The required response is the number of lines in the entries that include the word "JSON", with nothing added.

Segment Start: Record extracts

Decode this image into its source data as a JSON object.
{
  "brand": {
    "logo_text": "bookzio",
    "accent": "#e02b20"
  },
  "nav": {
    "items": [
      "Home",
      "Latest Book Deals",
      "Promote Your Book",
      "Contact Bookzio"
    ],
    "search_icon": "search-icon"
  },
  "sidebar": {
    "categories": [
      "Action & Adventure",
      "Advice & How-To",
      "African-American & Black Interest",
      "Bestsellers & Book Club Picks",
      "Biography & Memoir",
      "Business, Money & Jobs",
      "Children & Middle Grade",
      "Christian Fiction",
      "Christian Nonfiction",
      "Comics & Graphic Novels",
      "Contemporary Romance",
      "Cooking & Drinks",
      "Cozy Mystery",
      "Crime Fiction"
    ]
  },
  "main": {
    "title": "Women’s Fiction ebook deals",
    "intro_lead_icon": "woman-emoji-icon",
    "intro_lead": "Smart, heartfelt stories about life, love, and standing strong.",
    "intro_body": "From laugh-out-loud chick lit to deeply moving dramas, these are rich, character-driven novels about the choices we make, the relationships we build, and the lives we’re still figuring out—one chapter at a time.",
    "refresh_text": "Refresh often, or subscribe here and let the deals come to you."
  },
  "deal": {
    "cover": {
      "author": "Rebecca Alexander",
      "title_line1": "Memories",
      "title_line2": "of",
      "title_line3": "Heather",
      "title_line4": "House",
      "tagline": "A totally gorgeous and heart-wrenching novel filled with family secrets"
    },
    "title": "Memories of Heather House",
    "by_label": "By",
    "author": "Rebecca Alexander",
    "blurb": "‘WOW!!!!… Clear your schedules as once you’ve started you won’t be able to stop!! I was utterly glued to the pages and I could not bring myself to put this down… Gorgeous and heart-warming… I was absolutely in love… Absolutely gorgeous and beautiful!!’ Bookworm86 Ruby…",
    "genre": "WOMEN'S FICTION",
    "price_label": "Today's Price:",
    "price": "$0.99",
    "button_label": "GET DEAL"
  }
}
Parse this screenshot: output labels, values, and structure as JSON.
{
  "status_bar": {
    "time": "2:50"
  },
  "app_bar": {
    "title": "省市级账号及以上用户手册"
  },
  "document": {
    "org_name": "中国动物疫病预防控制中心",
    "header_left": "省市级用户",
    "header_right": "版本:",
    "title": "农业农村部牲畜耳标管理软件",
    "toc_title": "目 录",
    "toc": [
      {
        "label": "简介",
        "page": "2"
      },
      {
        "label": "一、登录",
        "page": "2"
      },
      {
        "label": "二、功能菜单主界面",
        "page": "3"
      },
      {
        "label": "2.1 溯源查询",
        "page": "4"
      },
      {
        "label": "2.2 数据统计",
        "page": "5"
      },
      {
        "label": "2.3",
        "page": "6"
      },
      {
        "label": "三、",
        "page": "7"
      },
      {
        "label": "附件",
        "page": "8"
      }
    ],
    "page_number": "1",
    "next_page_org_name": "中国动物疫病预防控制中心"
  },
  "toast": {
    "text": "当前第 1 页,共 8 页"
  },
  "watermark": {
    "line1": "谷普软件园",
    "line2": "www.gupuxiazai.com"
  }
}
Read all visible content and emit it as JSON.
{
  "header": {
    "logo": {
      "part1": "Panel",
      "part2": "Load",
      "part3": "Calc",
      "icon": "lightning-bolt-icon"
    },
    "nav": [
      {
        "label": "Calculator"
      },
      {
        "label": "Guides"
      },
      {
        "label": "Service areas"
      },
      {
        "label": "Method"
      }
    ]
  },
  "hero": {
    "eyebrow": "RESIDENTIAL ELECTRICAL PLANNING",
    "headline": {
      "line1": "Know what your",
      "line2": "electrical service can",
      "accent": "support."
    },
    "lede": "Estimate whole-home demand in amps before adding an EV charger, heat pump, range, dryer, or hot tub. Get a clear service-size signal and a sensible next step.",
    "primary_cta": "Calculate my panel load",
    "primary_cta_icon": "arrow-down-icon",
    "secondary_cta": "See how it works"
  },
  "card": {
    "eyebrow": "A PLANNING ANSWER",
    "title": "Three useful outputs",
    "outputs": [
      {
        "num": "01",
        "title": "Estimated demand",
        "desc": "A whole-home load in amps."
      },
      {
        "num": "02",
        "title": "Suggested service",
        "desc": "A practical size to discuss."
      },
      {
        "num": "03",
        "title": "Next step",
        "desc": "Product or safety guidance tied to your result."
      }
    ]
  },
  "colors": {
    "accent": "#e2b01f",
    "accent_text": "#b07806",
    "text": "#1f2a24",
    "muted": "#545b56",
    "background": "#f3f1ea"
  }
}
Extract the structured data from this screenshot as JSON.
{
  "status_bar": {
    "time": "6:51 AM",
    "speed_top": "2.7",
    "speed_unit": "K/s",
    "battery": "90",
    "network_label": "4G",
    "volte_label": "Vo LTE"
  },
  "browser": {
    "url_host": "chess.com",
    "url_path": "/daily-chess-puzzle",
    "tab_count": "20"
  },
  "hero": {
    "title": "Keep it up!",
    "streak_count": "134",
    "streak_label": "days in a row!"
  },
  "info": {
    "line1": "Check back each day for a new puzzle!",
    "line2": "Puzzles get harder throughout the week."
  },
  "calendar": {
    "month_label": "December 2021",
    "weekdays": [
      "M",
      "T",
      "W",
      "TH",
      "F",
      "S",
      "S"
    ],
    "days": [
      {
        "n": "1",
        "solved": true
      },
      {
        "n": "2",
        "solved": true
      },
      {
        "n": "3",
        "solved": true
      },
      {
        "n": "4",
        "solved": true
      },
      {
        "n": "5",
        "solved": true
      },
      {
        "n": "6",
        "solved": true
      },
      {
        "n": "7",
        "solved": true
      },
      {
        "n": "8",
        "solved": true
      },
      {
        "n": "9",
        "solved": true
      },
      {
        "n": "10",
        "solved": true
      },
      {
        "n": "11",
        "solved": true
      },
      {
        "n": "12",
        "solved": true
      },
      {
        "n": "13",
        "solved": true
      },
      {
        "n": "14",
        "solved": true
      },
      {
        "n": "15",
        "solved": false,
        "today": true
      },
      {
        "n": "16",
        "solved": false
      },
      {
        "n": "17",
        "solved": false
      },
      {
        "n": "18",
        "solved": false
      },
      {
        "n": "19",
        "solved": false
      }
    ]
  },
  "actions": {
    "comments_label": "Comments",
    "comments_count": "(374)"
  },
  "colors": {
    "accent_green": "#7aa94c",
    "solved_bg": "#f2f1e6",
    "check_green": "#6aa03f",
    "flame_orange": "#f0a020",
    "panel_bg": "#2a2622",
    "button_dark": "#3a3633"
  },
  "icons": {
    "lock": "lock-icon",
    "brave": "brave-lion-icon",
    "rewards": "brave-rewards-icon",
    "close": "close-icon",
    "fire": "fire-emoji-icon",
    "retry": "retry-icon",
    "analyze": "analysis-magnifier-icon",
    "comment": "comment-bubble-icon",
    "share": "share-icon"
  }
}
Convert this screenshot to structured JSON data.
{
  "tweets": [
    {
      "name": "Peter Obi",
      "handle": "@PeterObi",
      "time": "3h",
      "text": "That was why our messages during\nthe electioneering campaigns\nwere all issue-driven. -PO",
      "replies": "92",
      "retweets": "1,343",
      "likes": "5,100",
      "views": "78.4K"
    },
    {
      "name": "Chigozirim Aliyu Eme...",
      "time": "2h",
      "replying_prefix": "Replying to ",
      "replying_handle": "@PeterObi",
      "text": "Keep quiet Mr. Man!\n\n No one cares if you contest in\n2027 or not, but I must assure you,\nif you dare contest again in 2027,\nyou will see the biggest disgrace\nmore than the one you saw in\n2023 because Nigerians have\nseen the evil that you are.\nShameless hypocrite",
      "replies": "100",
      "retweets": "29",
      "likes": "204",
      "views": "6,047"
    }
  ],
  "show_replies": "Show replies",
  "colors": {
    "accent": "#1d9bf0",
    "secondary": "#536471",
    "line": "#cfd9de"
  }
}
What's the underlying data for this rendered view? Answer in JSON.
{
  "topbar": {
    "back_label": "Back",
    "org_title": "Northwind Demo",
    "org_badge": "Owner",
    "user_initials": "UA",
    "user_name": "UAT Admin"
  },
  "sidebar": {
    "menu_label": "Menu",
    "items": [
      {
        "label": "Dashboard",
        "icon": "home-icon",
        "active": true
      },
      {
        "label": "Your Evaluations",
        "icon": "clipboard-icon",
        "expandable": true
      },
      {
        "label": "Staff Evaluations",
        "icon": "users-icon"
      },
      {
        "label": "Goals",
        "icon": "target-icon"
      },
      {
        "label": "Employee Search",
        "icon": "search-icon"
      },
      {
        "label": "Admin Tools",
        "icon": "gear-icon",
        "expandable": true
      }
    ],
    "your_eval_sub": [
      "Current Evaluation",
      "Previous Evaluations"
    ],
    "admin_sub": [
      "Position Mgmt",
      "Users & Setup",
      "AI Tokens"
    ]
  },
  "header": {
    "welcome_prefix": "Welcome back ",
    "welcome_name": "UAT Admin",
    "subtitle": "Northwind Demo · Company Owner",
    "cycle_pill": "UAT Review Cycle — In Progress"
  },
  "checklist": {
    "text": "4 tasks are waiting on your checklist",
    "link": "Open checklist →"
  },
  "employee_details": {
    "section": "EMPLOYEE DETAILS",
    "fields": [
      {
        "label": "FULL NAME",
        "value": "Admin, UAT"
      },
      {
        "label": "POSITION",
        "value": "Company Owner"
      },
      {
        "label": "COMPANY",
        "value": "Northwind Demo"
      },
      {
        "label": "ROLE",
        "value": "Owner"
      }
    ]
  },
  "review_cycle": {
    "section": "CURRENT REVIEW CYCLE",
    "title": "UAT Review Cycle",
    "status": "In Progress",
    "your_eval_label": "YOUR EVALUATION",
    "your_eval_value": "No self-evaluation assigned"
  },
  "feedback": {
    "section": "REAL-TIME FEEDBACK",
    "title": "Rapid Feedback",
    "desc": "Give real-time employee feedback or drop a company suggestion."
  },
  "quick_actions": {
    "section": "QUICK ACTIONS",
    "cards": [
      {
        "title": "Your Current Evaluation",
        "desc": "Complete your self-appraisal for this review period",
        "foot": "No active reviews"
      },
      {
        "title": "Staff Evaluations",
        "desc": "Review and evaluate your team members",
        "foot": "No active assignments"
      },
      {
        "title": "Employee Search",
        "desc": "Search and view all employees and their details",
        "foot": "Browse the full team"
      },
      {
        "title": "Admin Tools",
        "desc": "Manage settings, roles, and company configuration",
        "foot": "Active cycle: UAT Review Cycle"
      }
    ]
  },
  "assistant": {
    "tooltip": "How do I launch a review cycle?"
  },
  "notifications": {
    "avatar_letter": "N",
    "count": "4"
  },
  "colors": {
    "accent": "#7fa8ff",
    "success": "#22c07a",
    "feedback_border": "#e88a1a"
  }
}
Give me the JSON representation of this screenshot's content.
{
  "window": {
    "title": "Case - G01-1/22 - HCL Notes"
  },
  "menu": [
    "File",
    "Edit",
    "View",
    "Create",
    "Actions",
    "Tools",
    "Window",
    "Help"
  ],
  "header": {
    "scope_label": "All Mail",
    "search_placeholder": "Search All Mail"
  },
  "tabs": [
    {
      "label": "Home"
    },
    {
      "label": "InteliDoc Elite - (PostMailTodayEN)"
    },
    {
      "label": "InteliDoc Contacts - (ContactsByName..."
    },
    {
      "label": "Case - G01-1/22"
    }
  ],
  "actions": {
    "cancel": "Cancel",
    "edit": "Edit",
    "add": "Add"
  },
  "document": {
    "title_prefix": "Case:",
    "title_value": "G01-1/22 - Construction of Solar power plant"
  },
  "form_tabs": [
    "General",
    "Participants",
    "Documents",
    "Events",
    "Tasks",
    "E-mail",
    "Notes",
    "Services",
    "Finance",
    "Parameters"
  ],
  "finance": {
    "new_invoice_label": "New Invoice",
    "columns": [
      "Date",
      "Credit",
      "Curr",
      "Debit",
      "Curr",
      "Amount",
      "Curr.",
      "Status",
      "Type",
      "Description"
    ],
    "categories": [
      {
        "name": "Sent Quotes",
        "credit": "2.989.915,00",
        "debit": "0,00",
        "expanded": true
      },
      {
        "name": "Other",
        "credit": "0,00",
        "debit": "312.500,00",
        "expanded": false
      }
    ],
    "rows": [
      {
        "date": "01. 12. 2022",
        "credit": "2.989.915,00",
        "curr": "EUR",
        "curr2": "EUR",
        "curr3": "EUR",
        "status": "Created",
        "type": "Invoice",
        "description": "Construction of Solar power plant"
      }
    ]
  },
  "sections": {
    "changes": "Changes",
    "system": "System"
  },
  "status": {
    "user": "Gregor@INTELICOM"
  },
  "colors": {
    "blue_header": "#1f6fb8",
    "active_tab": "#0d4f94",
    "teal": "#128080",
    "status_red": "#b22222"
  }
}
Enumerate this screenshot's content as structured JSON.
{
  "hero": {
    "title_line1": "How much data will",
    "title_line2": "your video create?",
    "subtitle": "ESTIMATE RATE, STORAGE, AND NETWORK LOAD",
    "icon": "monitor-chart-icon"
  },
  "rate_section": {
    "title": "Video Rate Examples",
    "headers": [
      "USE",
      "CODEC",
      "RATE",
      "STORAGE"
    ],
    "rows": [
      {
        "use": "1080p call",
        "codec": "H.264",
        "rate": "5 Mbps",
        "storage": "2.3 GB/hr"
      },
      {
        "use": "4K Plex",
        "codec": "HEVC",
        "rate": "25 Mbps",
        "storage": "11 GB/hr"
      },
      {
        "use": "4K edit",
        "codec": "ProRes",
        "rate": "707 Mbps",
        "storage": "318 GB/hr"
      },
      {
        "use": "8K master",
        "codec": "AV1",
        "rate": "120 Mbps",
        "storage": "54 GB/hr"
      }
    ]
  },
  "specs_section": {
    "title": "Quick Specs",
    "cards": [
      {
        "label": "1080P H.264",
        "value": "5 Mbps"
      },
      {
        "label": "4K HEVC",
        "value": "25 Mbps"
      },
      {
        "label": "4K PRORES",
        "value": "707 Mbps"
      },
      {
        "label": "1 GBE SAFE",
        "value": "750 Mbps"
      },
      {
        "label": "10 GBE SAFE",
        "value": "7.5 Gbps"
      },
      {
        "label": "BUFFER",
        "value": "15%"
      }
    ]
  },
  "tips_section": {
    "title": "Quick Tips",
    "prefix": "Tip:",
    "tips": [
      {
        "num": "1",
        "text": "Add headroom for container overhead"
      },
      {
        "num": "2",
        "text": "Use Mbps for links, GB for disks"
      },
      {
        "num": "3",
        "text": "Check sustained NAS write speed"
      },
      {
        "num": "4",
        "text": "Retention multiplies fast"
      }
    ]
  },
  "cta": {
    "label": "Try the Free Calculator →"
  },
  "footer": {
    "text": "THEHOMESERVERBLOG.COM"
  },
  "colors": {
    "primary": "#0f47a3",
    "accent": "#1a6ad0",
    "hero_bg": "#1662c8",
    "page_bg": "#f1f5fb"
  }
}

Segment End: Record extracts

Exercise output: 8